Exercise description:
Starting at the first line and ending at the last, repeat the material word for word.

------------------------------------------------------------

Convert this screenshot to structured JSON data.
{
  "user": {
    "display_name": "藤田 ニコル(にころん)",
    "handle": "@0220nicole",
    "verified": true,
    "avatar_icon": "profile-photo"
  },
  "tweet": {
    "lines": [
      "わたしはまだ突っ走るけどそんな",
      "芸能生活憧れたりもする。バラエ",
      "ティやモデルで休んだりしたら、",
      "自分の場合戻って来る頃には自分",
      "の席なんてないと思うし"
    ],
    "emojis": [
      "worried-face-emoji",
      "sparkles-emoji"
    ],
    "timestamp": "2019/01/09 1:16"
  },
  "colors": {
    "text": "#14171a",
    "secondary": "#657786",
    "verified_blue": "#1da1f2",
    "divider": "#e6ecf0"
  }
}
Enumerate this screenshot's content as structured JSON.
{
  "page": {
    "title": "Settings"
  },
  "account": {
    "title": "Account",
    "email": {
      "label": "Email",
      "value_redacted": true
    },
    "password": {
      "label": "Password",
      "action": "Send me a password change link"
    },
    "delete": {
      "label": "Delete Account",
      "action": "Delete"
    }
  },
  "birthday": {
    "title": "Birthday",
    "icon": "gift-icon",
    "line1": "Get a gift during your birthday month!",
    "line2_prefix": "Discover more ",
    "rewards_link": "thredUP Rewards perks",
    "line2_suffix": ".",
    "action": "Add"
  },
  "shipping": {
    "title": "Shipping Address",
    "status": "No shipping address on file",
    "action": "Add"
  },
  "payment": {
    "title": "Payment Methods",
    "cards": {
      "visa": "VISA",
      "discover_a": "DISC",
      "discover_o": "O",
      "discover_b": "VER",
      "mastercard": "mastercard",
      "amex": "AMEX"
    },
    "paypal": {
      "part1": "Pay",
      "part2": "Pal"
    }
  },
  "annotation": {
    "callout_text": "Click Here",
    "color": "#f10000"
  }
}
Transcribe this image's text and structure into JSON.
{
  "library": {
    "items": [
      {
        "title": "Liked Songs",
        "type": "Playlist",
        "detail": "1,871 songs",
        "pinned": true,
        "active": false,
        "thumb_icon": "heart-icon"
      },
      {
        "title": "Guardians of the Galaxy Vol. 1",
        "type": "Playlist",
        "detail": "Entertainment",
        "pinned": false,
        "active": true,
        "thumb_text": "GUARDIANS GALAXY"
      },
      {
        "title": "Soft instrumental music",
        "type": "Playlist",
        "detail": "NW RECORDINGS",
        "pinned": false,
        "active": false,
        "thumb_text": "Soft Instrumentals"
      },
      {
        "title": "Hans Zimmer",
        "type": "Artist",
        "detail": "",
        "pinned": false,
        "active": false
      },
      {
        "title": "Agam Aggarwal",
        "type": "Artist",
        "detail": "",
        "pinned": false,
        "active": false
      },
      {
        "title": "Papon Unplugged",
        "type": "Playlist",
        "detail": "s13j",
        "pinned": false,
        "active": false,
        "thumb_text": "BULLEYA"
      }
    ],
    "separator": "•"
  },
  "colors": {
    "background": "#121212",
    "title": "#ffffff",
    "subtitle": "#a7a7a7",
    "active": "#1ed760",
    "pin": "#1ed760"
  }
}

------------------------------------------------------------

Solution to this exercise:
Convert this screenshot to structured JSON data.
{
  "user": {
    "display_name": "藤田 ニコル(にころん)",
    "handle": "@0220nicole",
    "verified": true,
    "avatar_icon": "profile-photo"
  },
  "tweet": {
    "lines": [
      "わたしはまだ突っ走るけどそんな",
      "芸能生活憧れたりもする。バラエ",
      "ティやモデルで休んだりしたら、",
      "自分の場合戻って来る頃には自分",
      "の席なんてないと思うし"
    ],
    "emojis": [
      "worried-face-emoji",
      "sparkles-emoji"
    ],
    "timestamp": "2019/01/09 1:16"
  },
  "colors": {
    "text": "#14171a",
    "secondary": "#657786",
    "verified_blue": "#1da1f2",
    "divider": "#e6ecf0"
  }
}
Enumerate this screenshot's content as structured JSON.
{
  "page": {
    "title": "Settings"
  },
  "account": {
    "title": "Account",
    "email": {
      "label": "Email",
      "value_redacted": true
    },
    "password": {
      "label": "Password",
      "action": "Send me a password change link"
    },
    "delete": {
      "label": "Delete Account",
      "action": "Delete"
    }
  },
  "birthday": {
    "title": "Birthday",
    "icon": "gift-icon",
    "line1": "Get a gift during your birthday month!",
    "line2_prefix": "Discover more ",
    "rewards_link": "thredUP Rewards perks",
    "line2_suffix": ".",
    "action": "Add"
  },
  "shipping": {
    "title": "Shipping Address",
    "status": "No shipping address on file",
    "action": "Add"
  },
  "payment": {
    "title": "Payment Methods",
    "cards": {
      "visa": "VISA",
      "discover_a": "DISC",
      "discover_o": "O",
      "discover_b": "VER",
      "mastercard": "mastercard",
      "amex": "AMEX"
    },
    "paypal": {
      "part1": "Pay",
      "part2": "Pal"
    }
  },
  "annotation": {
    "callout_text": "Click Here",
    "color": "#f10000"
  }
}
Transcribe this image's text and structure into JSON.
{
  "library": {
    "items": [
      {
        "title": "Liked Songs",
        "type": "Playlist",
        "detail": "1,871 songs",
        "pinned": true,
        "active": false,
        "thumb_icon": "heart-icon"
      },
      {
        "title": "Guardians of the Galaxy Vol. 1",
        "type": "Playlist",
        "detail": "Entertainment",
        "pinned": false,
        "active": true,
        "thumb_text": "GUARDIANS GALAXY"
      },
      {
        "title": "Soft instrumental music",
        "type": "Playlist",
        "detail": "NW RECORDINGS",
        "pinned": false,
        "active": false,
        "thumb_text": "Soft Instrumentals"
      },
      {
        "title": "Hans Zimmer",
        "type": "Artist",
        "detail": "",
        "pinned": false,
        "active": false
      },
      {
        "title": "Agam Aggarwal",
        "type": "Artist",
        "detail": "",
        "pinned": false,
        "active": false
      },
      {
        "title": "Papon Unplugged",
        "type": "Playlist",
        "detail": "s13j",
        "pinned": false,
        "active": false,
        "thumb_text": "BULLEYA"
      }
    ],
    "separator": "•"
  },
  "colors": {
    "background": "#121212",
    "title": "#ffffff",
    "subtitle": "#a7a7a7",
    "active": "#1ed760",
    "pin": "#1ed760"
  }
}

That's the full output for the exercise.